Chilean president announces plan to relax country’s philanthropy laws
So far, making a charitable contribution has not been an easy task in Chile. The red tape and heavy taxes that accompany this onerous process deter many potential donors from giving, which in turn leaves many environmental organizations without the funding they need to operate. But these complex bureaucratic rules could soon become obsolete: Chilean President Sebastián Piñera has announced a plan to change the country’s laws on philanthropy.
“Soon we will be presenting a bill to Congress that will help fund community groups and other NGOs and, for the first time, will also help protect the environment,” President Piñera said in his speech on June 1. annual.
The complex rules and logistics that have made philanthropy in the country so difficult for decades can be summed up in a single data point: Chile has over 90 regulations for giving, each with its own distinct category of donors and donors. recipients, their own donation requirements. the purpose of the contributions, as well as its own advantages and limits.

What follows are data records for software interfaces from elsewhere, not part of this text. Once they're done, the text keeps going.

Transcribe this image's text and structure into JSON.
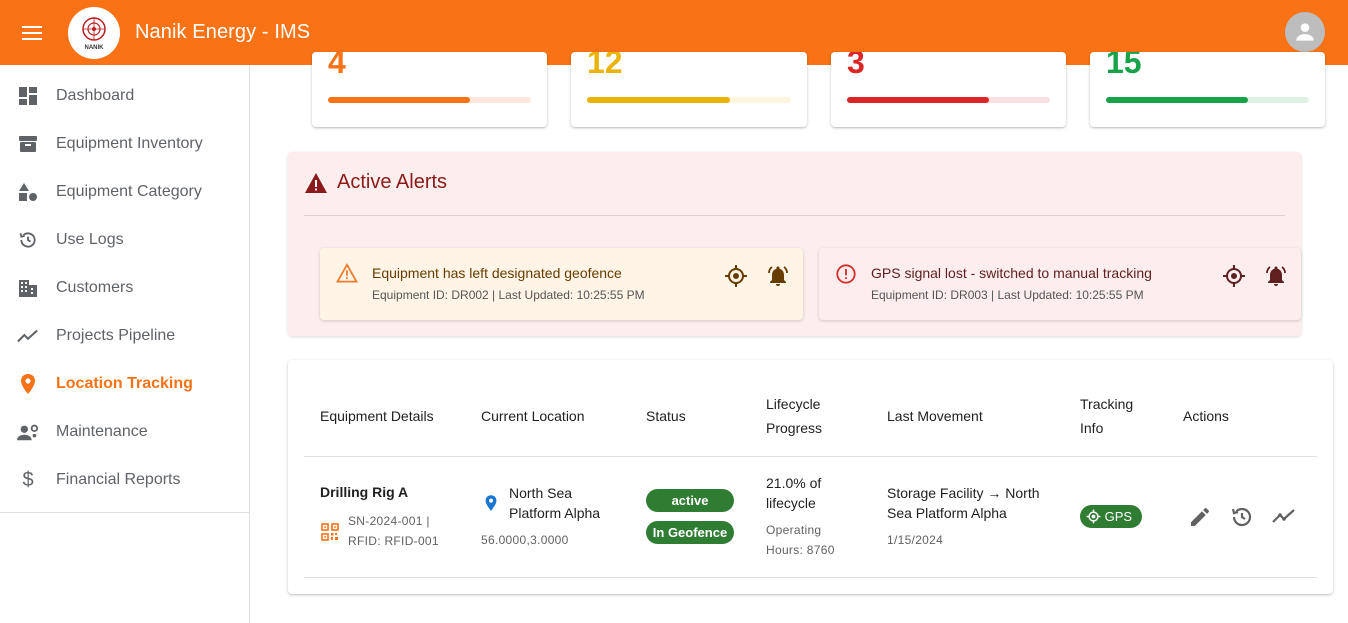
{
  "app": {
    "title": "Nanik Energy - IMS",
    "logo_text": "NANIK"
  },
  "sidebar": {
    "items": [
      {
        "label": "Dashboard",
        "icon": "dashboard-icon"
      },
      {
        "label": "Equipment Inventory",
        "icon": "archive-icon"
      },
      {
        "label": "Equipment Category",
        "icon": "category-icon"
      },
      {
        "label": "Use Logs",
        "icon": "history-icon"
      },
      {
        "label": "Customers",
        "icon": "building-icon"
      },
      {
        "label": "Projects Pipeline",
        "icon": "trending-icon"
      },
      {
        "label": "Location Tracking",
        "icon": "location-pin-icon",
        "active": true
      },
      {
        "label": "Maintenance",
        "icon": "engineering-icon"
      },
      {
        "label": "Financial Reports",
        "icon": "dollar-icon"
      }
    ]
  },
  "stats": [
    {
      "value": "4",
      "color": "#f97316",
      "progress": 0.7
    },
    {
      "value": "12",
      "color": "#eab308",
      "progress": 0.7
    },
    {
      "value": "3",
      "color": "#dc2626",
      "progress": 0.7
    },
    {
      "value": "15",
      "color": "#16a34a",
      "progress": 0.7
    }
  ],
  "alerts": {
    "title": "Active Alerts",
    "items": [
      {
        "title": "Equipment has left designated geofence",
        "subtitle": "Equipment ID: DR002 | Last Updated: 10:25:55 PM",
        "severity": "warning"
      },
      {
        "title": "GPS signal lost - switched to manual tracking",
        "subtitle": "Equipment ID: DR003 | Last Updated: 10:25:55 PM",
        "severity": "error"
      }
    ]
  },
  "table": {
    "headers": {
      "details": "Equipment Details",
      "location": "Current Location",
      "status": "Status",
      "lifecycle_1": "Lifecycle",
      "lifecycle_2": "Progress",
      "movement": "Last Movement",
      "tracking_1": "Tracking",
      "tracking_2": "Info",
      "actions": "Actions"
    },
    "rows": [
      {
        "name": "Drilling Rig A",
        "serial_line": "SN-2024-001 |",
        "rfid_line": "RFID: RFID-001",
        "location_1": "North Sea",
        "location_2": "Platform Alpha",
        "coords": "56.0000,3.0000",
        "status": "active",
        "geofence": "In Geofence",
        "lifecycle_1": "21.0% of",
        "lifecycle_2": "lifecycle",
        "hours_1": "Operating",
        "hours_2": "Hours: 8760",
        "movement_1": "Storage Facility → North",
        "movement_2": "Sea Platform Alpha",
        "movement_date": "1/15/2024",
        "tracking": "GPS"
      }
    ]
  },
  "colors": {
    "primary": "#f97316",
    "alert_bg": "#fdeeee",
    "success": "#2e7d32"
  }
}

In addition, Chile is one of the few countries where the work of environmental and health non-governmental organizations is not classified as being of public interest, which means that contributions to these NGOs are subject to a 40% tax which often discourages donations, effectively limiting a major source of group funding. (Donations to cultural organizations, for example, are not taxable.)
Stimulated by the COVID-19 pandemic and its impact on nonprofits, the Chilean Patagonia project of Pew Charitable Trusts organized a series of webinars to present the urgent needs of NGOs and their role in the public interest, and to help provide technical support and information to the nonprofit community. . And from those sessions, a roundtable emerged: a space for academics, experts, and leaders of cultural, environmental, and anti-poverty organizations to discuss ways to improve the country’s systems for charitable contributions. Together, they worked out the proposal that President Piñera now defends.

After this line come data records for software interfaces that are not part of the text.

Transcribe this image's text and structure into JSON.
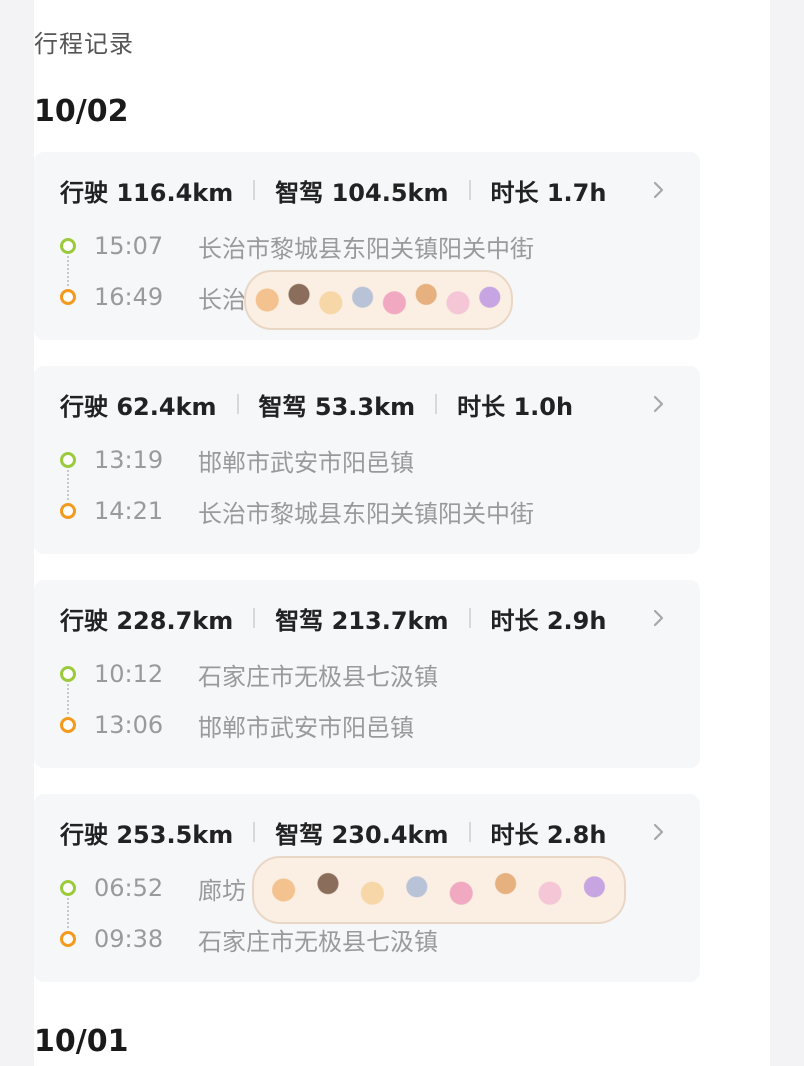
{
  "page_title": "行程记录",
  "groups": [
    {
      "date": "10/02",
      "trips": [
        {
          "drive": "行驶 116.4km",
          "smart": "智驾 104.5km",
          "duration": "时长 1.7h",
          "start_time": "15:07",
          "start_addr": "长治市黎城县东阳关镇阳关中街",
          "end_time": "16:49",
          "end_addr": "长治市"
        },
        {
          "drive": "行驶 62.4km",
          "smart": "智驾 53.3km",
          "duration": "时长 1.0h",
          "start_time": "13:19",
          "start_addr": "邯郸市武安市阳邑镇",
          "end_time": "14:21",
          "end_addr": "长治市黎城县东阳关镇阳关中街"
        },
        {
          "drive": "行驶 228.7km",
          "smart": "智驾 213.7km",
          "duration": "时长 2.9h",
          "start_time": "10:12",
          "start_addr": "石家庄市无极县七汲镇",
          "end_time": "13:06",
          "end_addr": "邯郸市武安市阳邑镇"
        },
        {
          "drive": "行驶 253.5km",
          "smart": "智驾 230.4km",
          "duration": "时长 2.8h",
          "start_time": "06:52",
          "start_addr": "廊坊",
          "end_time": "09:38",
          "end_addr": "石家庄市无极县七汲镇"
        }
      ]
    },
    {
      "date": "10/01",
      "trips": []
    }
  ],
  "colors": {
    "start_dot": "#9bcb3c",
    "end_dot": "#f39a1e"
  },
  "icons": {
    "chevron": "chevron-right-icon",
    "start": "start-dot-icon",
    "end": "end-dot-icon"
  }
}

If approved by Congress in the coming months, the new regulations will greatly facilitate the process of donating to environmental and health NGOs, a historic step towards the expansion of philanthropy in Chile. The bill also includes a provision ensuring that donations from abroad will not be taxed. The current regulations are open to government interpretation, but this amendment would make the rules clearer and more consistent.
Francisco Solís Germani heads the Chilean Patagonia project of The Pew Charitable Trusts.